*Task statement*: Please copy every line from the records below that contains the string "desc".

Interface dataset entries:

◆ ◆ ◆ ◆

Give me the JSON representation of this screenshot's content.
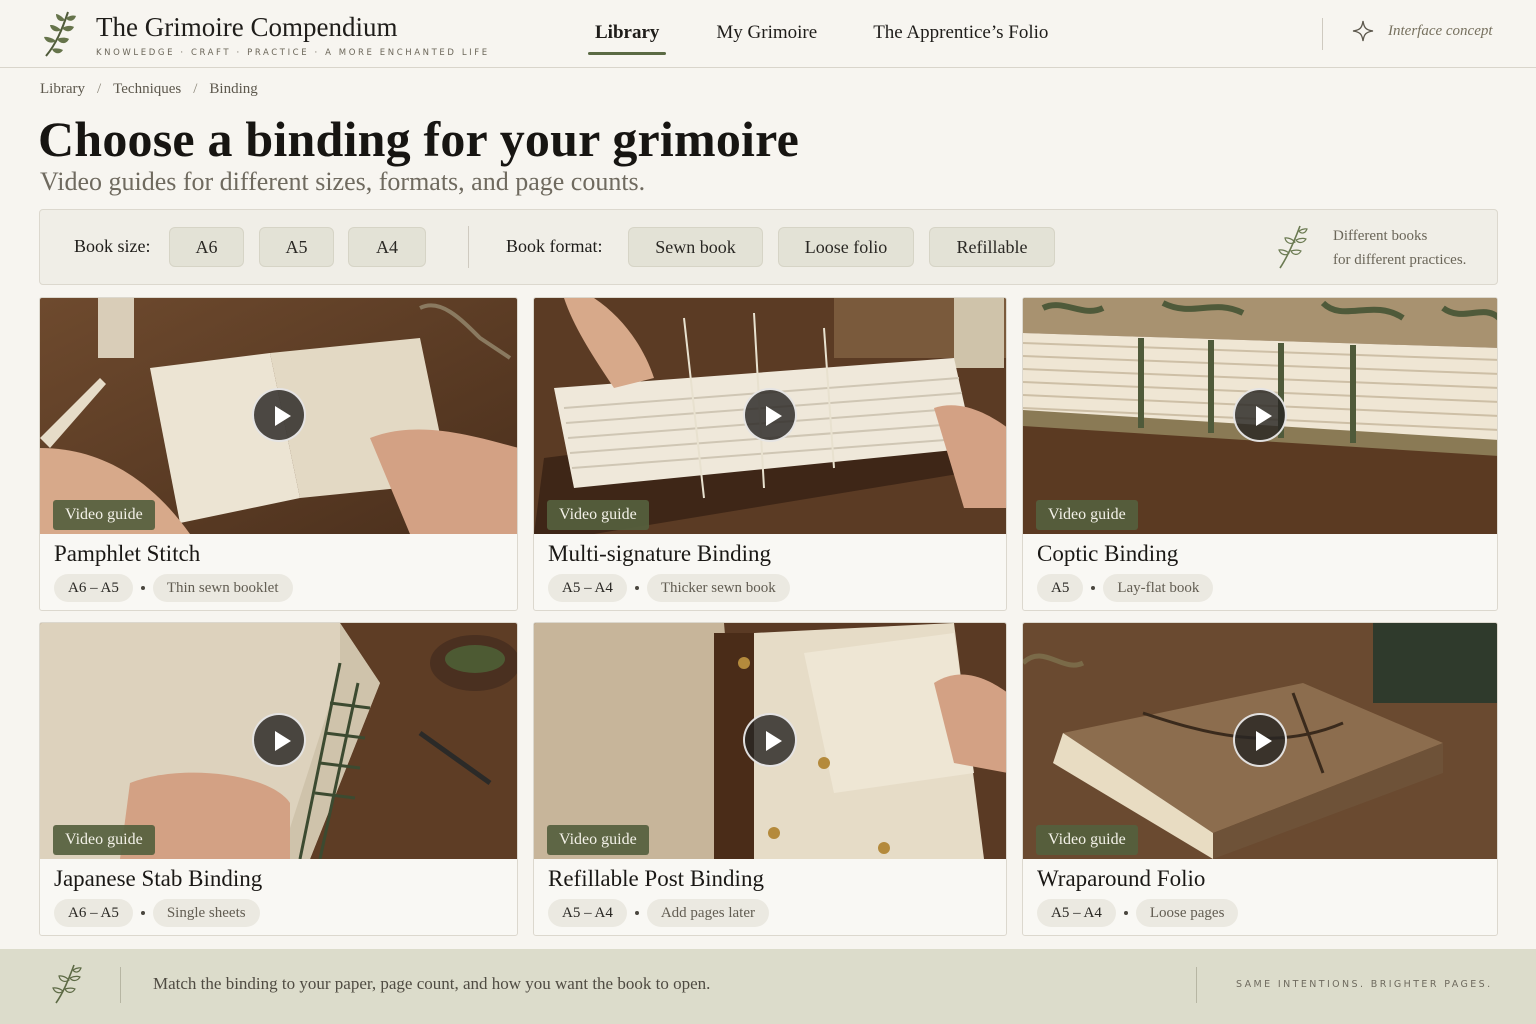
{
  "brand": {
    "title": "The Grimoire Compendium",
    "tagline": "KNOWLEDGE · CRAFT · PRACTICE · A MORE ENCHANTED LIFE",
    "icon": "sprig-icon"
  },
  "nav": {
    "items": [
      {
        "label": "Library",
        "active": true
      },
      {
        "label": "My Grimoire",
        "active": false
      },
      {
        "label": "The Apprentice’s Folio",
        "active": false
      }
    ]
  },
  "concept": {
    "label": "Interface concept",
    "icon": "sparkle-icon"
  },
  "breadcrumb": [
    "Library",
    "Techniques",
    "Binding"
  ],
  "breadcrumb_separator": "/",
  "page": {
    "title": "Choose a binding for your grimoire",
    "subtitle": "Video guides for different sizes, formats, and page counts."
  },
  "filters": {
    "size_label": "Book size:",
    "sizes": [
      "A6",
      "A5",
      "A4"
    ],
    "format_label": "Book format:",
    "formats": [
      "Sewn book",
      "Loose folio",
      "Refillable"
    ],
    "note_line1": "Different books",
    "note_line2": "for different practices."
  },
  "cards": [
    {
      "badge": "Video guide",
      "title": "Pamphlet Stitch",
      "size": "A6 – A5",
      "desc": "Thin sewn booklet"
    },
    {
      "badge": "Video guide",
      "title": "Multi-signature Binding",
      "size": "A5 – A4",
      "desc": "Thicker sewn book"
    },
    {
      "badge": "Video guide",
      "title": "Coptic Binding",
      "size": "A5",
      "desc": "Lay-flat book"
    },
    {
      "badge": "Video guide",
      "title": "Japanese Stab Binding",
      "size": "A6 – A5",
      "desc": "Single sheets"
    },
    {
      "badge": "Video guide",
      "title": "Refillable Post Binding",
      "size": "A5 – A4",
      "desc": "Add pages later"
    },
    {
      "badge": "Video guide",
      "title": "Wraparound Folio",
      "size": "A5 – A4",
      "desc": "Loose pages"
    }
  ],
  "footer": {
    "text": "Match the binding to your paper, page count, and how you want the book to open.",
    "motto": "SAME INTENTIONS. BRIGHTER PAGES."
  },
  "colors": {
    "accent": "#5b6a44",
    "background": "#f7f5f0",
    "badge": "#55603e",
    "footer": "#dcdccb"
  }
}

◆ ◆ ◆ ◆

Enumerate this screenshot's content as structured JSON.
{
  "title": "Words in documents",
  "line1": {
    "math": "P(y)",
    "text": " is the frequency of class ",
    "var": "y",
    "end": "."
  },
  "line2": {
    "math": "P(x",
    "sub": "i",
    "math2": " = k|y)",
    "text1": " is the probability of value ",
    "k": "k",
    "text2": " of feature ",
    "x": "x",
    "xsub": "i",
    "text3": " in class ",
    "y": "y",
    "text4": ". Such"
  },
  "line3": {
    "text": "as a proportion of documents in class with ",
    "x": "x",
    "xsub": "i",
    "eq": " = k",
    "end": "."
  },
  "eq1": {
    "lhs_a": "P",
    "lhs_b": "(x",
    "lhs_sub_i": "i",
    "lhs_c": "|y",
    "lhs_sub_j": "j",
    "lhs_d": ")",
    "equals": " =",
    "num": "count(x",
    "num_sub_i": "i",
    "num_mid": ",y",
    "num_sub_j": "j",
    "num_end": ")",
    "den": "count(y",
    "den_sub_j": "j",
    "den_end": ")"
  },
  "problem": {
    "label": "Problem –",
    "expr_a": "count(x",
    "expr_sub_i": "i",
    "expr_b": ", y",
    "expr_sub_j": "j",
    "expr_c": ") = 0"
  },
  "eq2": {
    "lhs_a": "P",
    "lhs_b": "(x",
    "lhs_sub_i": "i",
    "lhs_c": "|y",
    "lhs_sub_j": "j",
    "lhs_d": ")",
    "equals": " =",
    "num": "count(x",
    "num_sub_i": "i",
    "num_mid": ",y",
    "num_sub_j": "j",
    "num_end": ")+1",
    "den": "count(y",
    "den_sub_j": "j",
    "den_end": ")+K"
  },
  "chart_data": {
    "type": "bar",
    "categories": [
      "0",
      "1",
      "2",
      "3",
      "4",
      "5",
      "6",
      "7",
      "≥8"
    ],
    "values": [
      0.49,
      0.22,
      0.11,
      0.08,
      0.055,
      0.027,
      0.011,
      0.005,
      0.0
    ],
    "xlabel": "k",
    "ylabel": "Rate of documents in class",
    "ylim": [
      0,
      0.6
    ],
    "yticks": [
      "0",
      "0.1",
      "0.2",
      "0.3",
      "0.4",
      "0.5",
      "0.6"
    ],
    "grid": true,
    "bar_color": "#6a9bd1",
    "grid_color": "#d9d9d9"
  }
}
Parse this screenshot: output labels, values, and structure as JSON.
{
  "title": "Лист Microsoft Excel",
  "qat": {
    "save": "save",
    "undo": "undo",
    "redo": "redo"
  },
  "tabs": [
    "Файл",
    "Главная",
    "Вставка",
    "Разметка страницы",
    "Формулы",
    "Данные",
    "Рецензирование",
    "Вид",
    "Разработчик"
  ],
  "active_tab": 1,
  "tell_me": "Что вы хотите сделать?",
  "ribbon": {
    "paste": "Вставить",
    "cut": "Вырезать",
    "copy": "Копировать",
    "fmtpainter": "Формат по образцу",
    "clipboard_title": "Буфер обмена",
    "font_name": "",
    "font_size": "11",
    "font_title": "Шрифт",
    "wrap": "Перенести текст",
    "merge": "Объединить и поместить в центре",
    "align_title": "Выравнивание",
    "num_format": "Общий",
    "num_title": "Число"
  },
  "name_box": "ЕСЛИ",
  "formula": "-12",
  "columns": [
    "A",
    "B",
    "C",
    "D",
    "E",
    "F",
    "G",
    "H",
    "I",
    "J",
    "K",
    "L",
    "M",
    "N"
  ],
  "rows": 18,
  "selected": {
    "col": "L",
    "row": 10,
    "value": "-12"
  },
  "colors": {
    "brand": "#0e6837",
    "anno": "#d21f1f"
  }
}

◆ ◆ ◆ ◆

*Task result*:
      "desc": "Thin sewn booklet"
      "desc": "Thicker sewn book"
      "desc": "Lay-flat book"
      "desc": "Single sheets"
      "desc": "Add pages later"
      "desc": "Loose pages"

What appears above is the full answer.